The Things You Can Do to Improve Your Credit

Your credit is very important if you want to establish sound financial health. It will tell lenders just how responsible you are about paying your bills on time. And it will also help you in various aspects of your life, such as when you plan on buying a car or a house. And the better your credit score, the easier it will be for you to be approved when you plan on taking out loans. You will also enjoy many benefits of having good credit, such as low-interest rates when you take out a loan. 

If you have a bad credit score, there’s still a chance for you to build it. One example is second chance credit by creditbono. But aside from that, there are many other strategies you can try. So let’s learn more here. 

Take a Look at Your Credit Report

The first thing you need to do is review your credit report to know what you’re up against. Then, you can pull out your credit report from the credit card companies, and you will know what factors are helping or hurting your credit score.

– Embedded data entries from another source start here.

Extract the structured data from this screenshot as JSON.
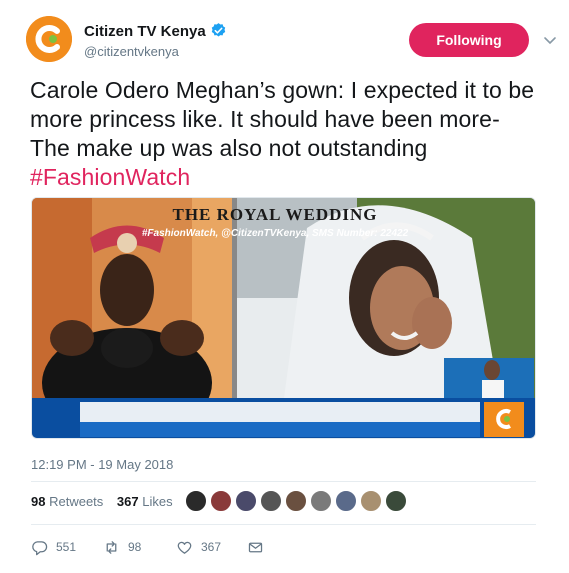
{
  "account": {
    "display_name": "Citizen TV Kenya",
    "handle": "@citizentvkenya",
    "verified_icon": "verified-badge-icon",
    "brand_color": "#f28c1c"
  },
  "follow_button": {
    "label": "Following",
    "color": "#e0245e"
  },
  "tweet": {
    "text": "Carole Odero Meghan’s gown: I expected it to be more princess like. It should have been more- The make up was also not outstanding",
    "hashtag": "#FashionWatch"
  },
  "media": {
    "banner_title": "THE ROYAL WEDDING",
    "banner_subtitle": "#FashionWatch, @CitizenTVKenya, SMS Number: 22422"
  },
  "timestamp": "12:19 PM - 19 May 2018",
  "stats": {
    "retweets_count": "98",
    "retweets_label": "Retweets",
    "likes_count": "367",
    "likes_label": "Likes"
  },
  "actions": {
    "replies": "551",
    "retweets": "98",
    "likes": "367"
  },
  "colors": {
    "text": "#14171a",
    "muted": "#657786",
    "accent": "#e0245e"
  }
}
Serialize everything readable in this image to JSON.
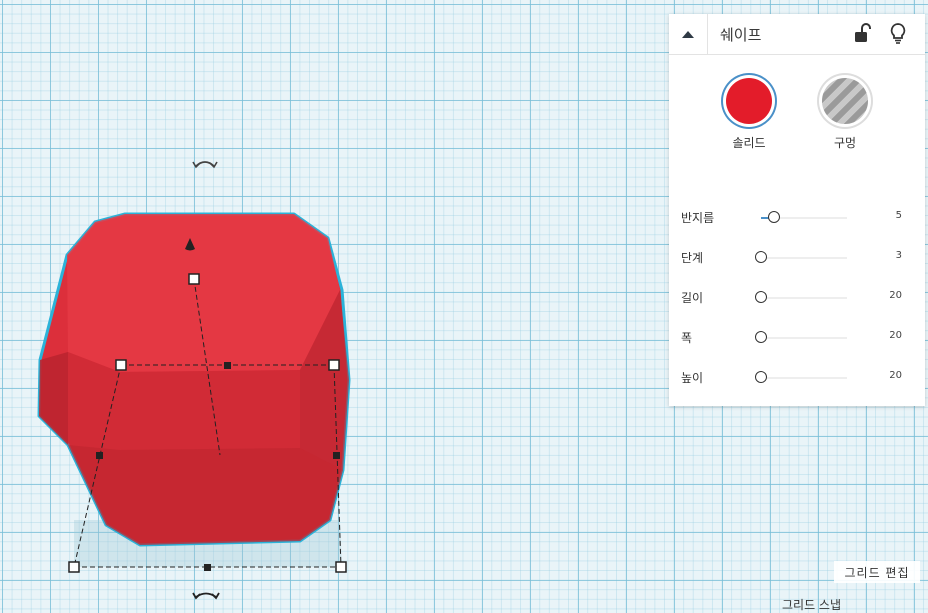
{
  "panel": {
    "title": "쉐이프",
    "collapse_icon": "caret-up-icon",
    "lock_icon": "unlock-icon",
    "light_icon": "lightbulb-icon",
    "solid_label": "솔리드",
    "hole_label": "구멍",
    "solid_color": "#e31c2a",
    "selected_type": "솔리드",
    "params": [
      {
        "label": "반지름",
        "value": "5",
        "fill": 0.15
      },
      {
        "label": "단계",
        "value": "3",
        "fill": 0.0
      },
      {
        "label": "길이",
        "value": "20",
        "fill": 0.0
      },
      {
        "label": "폭",
        "value": "20",
        "fill": 0.0
      },
      {
        "label": "높이",
        "value": "20",
        "fill": 0.0
      }
    ]
  },
  "workplane": {
    "shape_color": "#e0303c",
    "selection_outline_color": "#2bb3d9",
    "grid_edit_label": "그리드 편집",
    "grid_snap_label": "그리드 스냅"
  }
}
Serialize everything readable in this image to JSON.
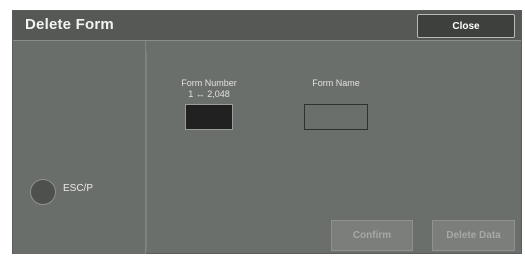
{
  "window": {
    "title": "Delete Form",
    "close_label": "Close"
  },
  "left_panel": {
    "option_label": "ESC/P",
    "option_selected": false
  },
  "fields": {
    "form_number_label": "Form Number",
    "form_number_range": "1 ↔ 2,048",
    "form_number_value": "",
    "form_name_label": "Form Name",
    "form_name_value": ""
  },
  "actions": {
    "confirm_label": "Confirm",
    "delete_data_label": "Delete Data"
  }
}
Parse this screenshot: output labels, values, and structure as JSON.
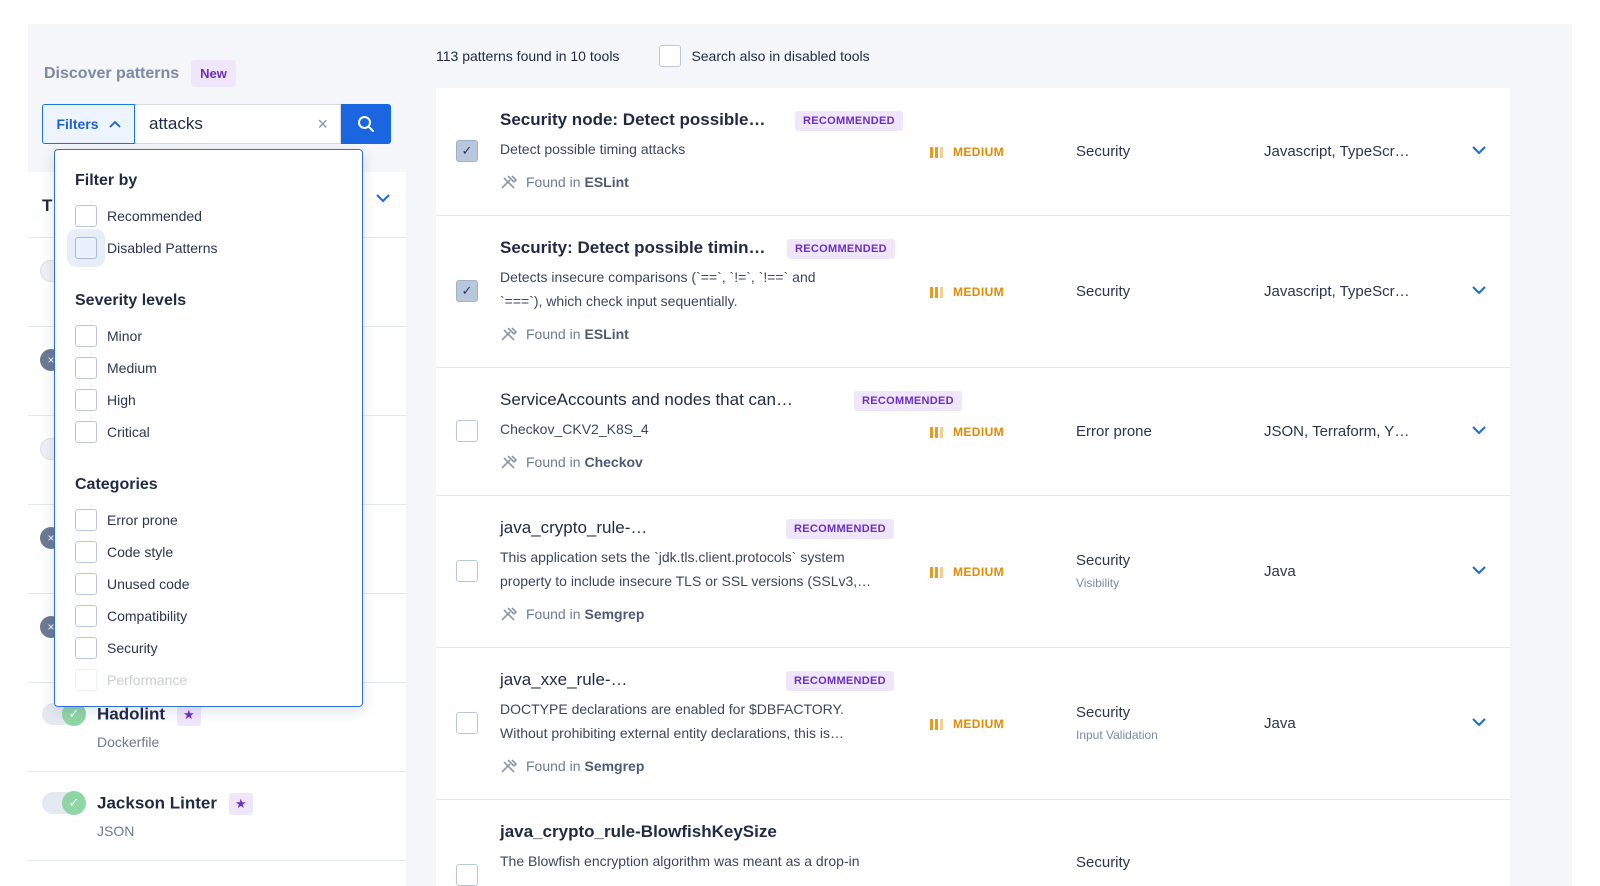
{
  "discover": {
    "title": "Discover patterns",
    "badge": "New"
  },
  "search": {
    "filters_label": "Filters",
    "value": "attacks"
  },
  "filter_dropdown": {
    "filter_by_title": "Filter by",
    "filter_by": [
      "Recommended",
      "Disabled Patterns"
    ],
    "severity_title": "Severity levels",
    "severity": [
      "Minor",
      "Medium",
      "High",
      "Critical"
    ],
    "categories_title": "Categories",
    "categories": [
      "Error prone",
      "Code style",
      "Unused code",
      "Compatibility",
      "Security",
      "Performance"
    ]
  },
  "tools": {
    "header_letter": "T",
    "items": [
      {
        "name": "Hadolint",
        "language": "Dockerfile"
      },
      {
        "name": "Jackson Linter",
        "language": "JSON"
      }
    ]
  },
  "results": {
    "found_text": "113 patterns found in 10 tools",
    "search_disabled_label": "Search also in disabled tools",
    "found_in_prefix": "Found in"
  },
  "patterns": [
    {
      "title": "Security node: Detect possible…",
      "badge": "RECOMMENDED",
      "desc1": "Detect possible timing attacks",
      "desc2": "",
      "tool": "ESLint",
      "severity": "MEDIUM",
      "category": "Security",
      "subcategory": "",
      "languages": "Javascript, TypeScr…",
      "checked": true
    },
    {
      "title": "Security: Detect possible timin…",
      "badge": "RECOMMENDED",
      "desc1": "Detects insecure comparisons (`==`, `!=`, `!==` and",
      "desc2": "`===`), which check input sequentially.",
      "tool": "ESLint",
      "severity": "MEDIUM",
      "category": "Security",
      "subcategory": "",
      "languages": "Javascript, TypeScr…",
      "checked": true
    },
    {
      "title": "ServiceAccounts and nodes that can…",
      "badge": "RECOMMENDED",
      "desc1": "Checkov_CKV2_K8S_4",
      "desc2": "",
      "tool": "Checkov",
      "severity": "MEDIUM",
      "category": "Error prone",
      "subcategory": "",
      "languages": "JSON, Terraform, Y…",
      "checked": false
    },
    {
      "title": "java_crypto_rule-…",
      "badge": "RECOMMENDED",
      "desc1": "This application sets the `jdk.tls.client.protocols` system",
      "desc2": "property to include insecure TLS or SSL versions (SSLv3,…",
      "tool": "Semgrep",
      "severity": "MEDIUM",
      "category": "Security",
      "subcategory": "Visibility",
      "languages": "Java",
      "checked": false
    },
    {
      "title": "java_xxe_rule-…",
      "badge": "RECOMMENDED",
      "desc1": "DOCTYPE declarations are enabled for $DBFACTORY.",
      "desc2": "Without prohibiting external entity declarations, this is…",
      "tool": "Semgrep",
      "severity": "MEDIUM",
      "category": "Security",
      "subcategory": "Input Validation",
      "languages": "Java",
      "checked": false
    },
    {
      "title": "java_crypto_rule-BlowfishKeySize",
      "badge": "",
      "desc1": "The Blowfish encryption algorithm was meant as a drop-in",
      "desc2": "",
      "tool": "",
      "severity": "",
      "category": "Security",
      "subcategory": "",
      "languages": "",
      "checked": false
    }
  ]
}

In addition, it will help you decide on how you can improve your credit score in the future, so you can quickly build it from scratch. 

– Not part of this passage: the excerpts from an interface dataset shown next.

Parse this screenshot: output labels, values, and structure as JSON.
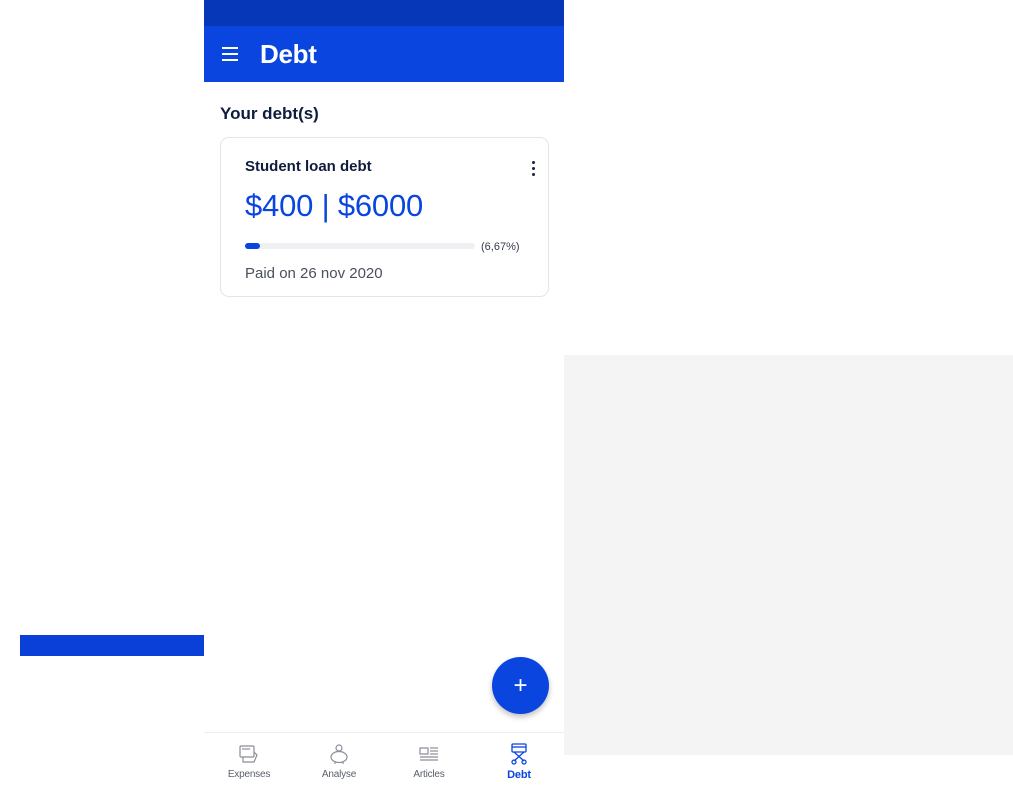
{
  "header": {
    "title": "Debt"
  },
  "section": {
    "title": "Your debt(s)"
  },
  "debt_card": {
    "name": "Student loan debt",
    "amounts": "$400 | $6000",
    "progress_percent": 6.67,
    "percent_label": "(6,67%)",
    "paid_on": "Paid on 26 nov 2020"
  },
  "fab": {
    "label": "+"
  },
  "bottom_nav": {
    "items": [
      {
        "label": "Expenses",
        "icon": "wallet-icon"
      },
      {
        "label": "Analyse",
        "icon": "piggy-bank-icon"
      },
      {
        "label": "Articles",
        "icon": "articles-icon"
      },
      {
        "label": "Debt",
        "icon": "debt-icon",
        "active": true
      }
    ]
  },
  "colors": {
    "accent": "#0a45e0",
    "status_bar": "#0537b8",
    "text_dark": "#0f1c3d"
  }
}
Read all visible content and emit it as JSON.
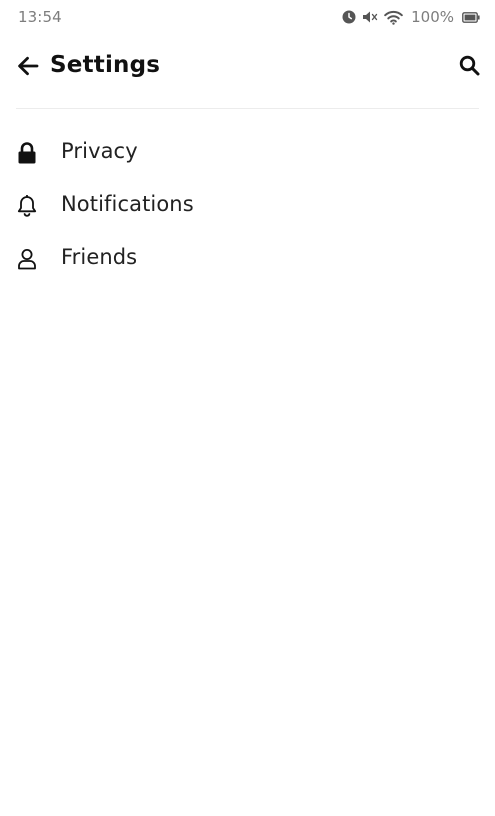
{
  "status_bar": {
    "time": "13:54",
    "battery": "100%",
    "icons": [
      "alarm-icon",
      "mute-icon",
      "wifi-icon",
      "battery-icon"
    ]
  },
  "header": {
    "title": "Settings",
    "back_icon": "arrow-left-icon",
    "search_icon": "search-icon"
  },
  "settings": {
    "items": [
      {
        "label": "Privacy",
        "icon": "lock-icon"
      },
      {
        "label": "Notifications",
        "icon": "bell-icon"
      },
      {
        "label": "Friends",
        "icon": "person-icon"
      }
    ]
  },
  "colors": {
    "background": "#ffffff",
    "text": "#111111",
    "status_text": "#7d7d7d",
    "divider": "#ececec"
  }
}
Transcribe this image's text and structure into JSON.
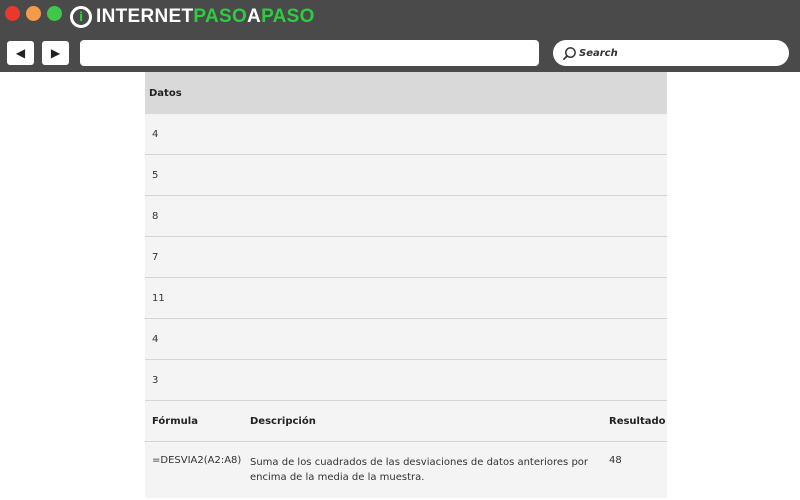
{
  "brand": {
    "logo_letter": "i",
    "name_part1": "INTERNET",
    "name_part2": "PASO",
    "name_part3": "A",
    "name_part4": "PASO",
    "accent_color": "#2ecc40"
  },
  "nav": {
    "back_icon": "◀",
    "forward_icon": "▶"
  },
  "search": {
    "placeholder": "Search"
  },
  "data_table": {
    "header": "Datos",
    "values": [
      "4",
      "5",
      "8",
      "7",
      "11",
      "4",
      "3"
    ]
  },
  "formula_table": {
    "headers": {
      "formula": "Fórmula",
      "description": "Descripción",
      "result": "Resultado"
    },
    "row": {
      "formula": "=DESVIA2(A2:A8)",
      "description": "Suma de los cuadrados de las desviaciones de datos anteriores por encima de la media de la muestra.",
      "result": "48"
    }
  }
}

Pay Your Bills on Time

Accidentally missing a payment or not paying your bills on time is the most significant contribution to a low credit score. Even though you have been paying your bills on time for the past few months, missing just one payment can instantly make a dent in your credit history. Most lenders will base on your FICO credit scores, which are determined by five factors. These are the payment history (35%), credit usage (30%), age of credit accounts (15%), credit mix (1%), new credit inquiries (10%). Of course, your payment history is the most significant factor you have to take care of. 

Limit Requests for New Credit – Only for Hard Inquiries

There are two types of inquiries, which are soft and hard. Soft inquiries don’t affect your credit score. These can be when you give your employer permission to check your credit, if you check your credit, or if a financial institution checks your credit, or credit card companies checking your file. The hard inquiries are what you need to watch out for, such as applying for an auto loan, a new credit card, or a mortgage. The lenders will think you need money, which is why you’re applying for these new credits. So avoid applying for new credit unless you really need it.